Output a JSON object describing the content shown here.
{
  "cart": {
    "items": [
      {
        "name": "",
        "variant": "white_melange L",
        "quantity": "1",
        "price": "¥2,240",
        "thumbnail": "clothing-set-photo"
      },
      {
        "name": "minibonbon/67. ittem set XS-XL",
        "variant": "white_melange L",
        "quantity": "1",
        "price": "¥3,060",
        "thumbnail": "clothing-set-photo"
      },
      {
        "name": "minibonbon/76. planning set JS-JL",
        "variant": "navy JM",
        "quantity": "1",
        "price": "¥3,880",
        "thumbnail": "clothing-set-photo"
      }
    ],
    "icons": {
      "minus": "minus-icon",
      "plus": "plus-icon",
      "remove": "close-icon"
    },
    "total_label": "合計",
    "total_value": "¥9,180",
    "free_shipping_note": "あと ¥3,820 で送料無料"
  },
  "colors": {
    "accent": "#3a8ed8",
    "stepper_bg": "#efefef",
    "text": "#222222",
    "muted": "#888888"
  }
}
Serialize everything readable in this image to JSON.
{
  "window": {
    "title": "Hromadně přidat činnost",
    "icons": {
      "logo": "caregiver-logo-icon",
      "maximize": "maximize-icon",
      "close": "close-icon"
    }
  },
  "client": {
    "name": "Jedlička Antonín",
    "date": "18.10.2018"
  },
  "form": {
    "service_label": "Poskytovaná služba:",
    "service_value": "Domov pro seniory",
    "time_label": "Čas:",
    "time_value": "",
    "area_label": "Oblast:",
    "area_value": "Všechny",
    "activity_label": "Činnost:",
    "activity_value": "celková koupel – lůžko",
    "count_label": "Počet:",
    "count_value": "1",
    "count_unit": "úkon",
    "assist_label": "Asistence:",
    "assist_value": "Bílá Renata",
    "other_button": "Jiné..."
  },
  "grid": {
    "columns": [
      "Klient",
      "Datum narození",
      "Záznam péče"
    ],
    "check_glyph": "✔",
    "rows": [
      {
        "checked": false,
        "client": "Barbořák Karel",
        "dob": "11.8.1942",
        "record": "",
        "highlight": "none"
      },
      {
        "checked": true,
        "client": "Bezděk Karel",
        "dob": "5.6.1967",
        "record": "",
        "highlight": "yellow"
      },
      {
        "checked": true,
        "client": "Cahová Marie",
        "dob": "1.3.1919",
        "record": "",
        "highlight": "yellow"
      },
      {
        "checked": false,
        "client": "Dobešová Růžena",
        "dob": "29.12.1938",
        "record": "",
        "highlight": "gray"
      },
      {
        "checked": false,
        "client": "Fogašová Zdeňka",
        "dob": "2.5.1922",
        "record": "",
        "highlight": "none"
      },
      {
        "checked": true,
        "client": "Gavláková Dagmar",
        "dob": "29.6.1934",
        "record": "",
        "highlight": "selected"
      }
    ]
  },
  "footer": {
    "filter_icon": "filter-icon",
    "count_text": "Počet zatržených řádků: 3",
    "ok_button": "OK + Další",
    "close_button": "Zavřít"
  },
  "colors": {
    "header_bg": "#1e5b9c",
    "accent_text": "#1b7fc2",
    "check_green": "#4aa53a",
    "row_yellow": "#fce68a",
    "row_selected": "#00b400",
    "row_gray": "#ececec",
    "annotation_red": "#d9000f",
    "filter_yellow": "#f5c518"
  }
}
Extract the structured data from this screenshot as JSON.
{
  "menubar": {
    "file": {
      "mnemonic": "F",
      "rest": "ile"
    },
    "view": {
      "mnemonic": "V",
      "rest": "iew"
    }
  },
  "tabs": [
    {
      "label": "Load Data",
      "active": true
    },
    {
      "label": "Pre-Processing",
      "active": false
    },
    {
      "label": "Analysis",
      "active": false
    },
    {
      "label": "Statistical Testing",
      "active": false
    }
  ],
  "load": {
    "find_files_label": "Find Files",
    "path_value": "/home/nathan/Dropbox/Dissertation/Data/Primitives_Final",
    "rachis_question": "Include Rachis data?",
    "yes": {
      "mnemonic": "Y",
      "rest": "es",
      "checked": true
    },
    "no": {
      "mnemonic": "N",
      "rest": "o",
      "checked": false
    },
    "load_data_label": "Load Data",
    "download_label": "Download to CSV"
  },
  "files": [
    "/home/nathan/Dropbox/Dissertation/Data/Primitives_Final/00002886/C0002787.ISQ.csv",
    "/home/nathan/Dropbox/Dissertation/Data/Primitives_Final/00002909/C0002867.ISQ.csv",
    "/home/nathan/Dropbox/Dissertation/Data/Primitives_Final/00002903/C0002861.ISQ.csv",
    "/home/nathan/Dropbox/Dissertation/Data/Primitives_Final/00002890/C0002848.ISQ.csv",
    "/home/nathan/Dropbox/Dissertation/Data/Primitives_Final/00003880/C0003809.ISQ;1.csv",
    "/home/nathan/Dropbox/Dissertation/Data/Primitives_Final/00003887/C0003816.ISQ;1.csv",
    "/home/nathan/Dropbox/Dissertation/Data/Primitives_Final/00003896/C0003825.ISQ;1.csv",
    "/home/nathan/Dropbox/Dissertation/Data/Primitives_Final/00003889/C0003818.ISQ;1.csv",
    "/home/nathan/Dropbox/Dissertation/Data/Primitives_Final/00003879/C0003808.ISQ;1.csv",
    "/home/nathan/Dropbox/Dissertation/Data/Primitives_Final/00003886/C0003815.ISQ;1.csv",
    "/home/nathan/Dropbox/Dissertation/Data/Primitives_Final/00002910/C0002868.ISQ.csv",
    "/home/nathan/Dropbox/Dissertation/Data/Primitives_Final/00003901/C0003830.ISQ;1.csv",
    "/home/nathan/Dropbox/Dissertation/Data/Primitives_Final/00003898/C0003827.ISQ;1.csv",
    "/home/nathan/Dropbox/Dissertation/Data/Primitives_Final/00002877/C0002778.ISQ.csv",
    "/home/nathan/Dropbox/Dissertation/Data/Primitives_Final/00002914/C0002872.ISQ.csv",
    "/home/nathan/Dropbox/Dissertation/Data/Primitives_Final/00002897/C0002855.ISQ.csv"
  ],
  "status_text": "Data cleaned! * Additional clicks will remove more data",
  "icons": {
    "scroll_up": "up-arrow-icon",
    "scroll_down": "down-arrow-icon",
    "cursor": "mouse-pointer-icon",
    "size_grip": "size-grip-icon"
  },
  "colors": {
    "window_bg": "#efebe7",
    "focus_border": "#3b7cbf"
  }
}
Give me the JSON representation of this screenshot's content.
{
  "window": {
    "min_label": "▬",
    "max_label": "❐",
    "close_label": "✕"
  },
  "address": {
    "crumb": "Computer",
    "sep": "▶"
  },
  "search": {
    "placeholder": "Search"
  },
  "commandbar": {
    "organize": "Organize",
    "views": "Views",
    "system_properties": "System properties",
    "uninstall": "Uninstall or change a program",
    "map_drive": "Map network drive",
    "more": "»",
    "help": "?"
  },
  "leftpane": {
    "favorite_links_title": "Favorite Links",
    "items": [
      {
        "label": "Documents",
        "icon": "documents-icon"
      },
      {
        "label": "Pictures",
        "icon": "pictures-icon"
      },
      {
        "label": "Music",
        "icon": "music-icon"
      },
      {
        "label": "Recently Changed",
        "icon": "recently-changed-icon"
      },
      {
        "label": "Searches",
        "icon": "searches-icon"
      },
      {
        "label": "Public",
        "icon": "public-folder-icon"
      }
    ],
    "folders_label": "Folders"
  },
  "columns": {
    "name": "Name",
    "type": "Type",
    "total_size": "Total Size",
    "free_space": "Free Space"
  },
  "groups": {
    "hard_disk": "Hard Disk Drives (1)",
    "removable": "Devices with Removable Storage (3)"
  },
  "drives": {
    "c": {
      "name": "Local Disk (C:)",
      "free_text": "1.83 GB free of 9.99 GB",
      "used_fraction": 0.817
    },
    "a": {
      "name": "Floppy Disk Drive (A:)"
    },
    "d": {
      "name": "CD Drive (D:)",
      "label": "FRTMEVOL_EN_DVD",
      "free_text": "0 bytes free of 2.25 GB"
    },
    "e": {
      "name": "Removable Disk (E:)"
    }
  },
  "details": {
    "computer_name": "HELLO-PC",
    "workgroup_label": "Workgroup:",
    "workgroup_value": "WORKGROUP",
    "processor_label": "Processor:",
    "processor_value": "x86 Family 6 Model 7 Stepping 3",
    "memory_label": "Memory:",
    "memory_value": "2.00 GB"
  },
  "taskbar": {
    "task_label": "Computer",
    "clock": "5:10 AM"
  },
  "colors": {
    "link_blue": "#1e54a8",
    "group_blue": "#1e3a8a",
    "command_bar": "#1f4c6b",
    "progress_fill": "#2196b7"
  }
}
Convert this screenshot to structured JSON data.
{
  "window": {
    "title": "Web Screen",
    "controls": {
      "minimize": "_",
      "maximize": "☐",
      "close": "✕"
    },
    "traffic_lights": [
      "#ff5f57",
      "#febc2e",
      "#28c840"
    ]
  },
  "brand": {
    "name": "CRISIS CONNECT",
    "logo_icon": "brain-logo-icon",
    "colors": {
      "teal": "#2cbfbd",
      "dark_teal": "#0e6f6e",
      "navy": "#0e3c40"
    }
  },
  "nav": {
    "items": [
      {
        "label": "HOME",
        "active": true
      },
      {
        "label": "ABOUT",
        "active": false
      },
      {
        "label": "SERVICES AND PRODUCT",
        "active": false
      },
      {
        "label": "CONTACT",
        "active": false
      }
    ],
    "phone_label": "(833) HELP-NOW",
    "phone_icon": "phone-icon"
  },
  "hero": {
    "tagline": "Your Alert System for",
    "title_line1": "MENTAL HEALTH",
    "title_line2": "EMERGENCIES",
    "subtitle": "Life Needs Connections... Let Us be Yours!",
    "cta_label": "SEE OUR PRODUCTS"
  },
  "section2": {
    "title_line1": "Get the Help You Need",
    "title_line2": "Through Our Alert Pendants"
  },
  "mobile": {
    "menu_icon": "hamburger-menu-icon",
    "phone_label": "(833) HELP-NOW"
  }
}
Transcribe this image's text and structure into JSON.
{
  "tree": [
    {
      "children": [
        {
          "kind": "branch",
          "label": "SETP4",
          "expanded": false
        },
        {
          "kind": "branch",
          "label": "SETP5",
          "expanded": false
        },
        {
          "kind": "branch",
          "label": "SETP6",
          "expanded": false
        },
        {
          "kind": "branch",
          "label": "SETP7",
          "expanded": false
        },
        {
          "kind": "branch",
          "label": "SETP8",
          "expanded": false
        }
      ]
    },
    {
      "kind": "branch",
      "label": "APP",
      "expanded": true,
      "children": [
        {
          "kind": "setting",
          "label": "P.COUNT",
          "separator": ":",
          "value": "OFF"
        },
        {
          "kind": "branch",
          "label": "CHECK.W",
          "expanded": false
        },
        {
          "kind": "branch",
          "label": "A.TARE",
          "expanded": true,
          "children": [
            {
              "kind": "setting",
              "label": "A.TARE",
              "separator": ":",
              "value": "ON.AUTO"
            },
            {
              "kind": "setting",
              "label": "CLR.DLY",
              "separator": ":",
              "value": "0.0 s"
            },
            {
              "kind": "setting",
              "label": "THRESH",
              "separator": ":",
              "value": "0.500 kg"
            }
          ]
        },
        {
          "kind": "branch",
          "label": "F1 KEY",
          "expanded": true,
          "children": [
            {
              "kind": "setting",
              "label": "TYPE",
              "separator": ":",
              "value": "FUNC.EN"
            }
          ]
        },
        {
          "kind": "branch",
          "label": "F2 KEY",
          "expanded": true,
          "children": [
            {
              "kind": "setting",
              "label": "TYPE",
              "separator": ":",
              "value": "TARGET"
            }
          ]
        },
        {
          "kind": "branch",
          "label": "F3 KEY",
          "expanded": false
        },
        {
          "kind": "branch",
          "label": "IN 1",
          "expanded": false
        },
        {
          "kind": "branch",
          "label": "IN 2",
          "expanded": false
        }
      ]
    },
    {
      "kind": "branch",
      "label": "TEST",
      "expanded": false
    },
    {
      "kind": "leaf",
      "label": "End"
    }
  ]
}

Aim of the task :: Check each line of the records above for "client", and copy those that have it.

Exercise output ::
  "client": {
        "client": "Barbořák Karel",
        "client": "Bezděk Karel",
        "client": "Cahová Marie",
        "client": "Dobešová Růžena",
        "client": "Fogašová Zdeňka",
        "client": "Gavláková Dagmar",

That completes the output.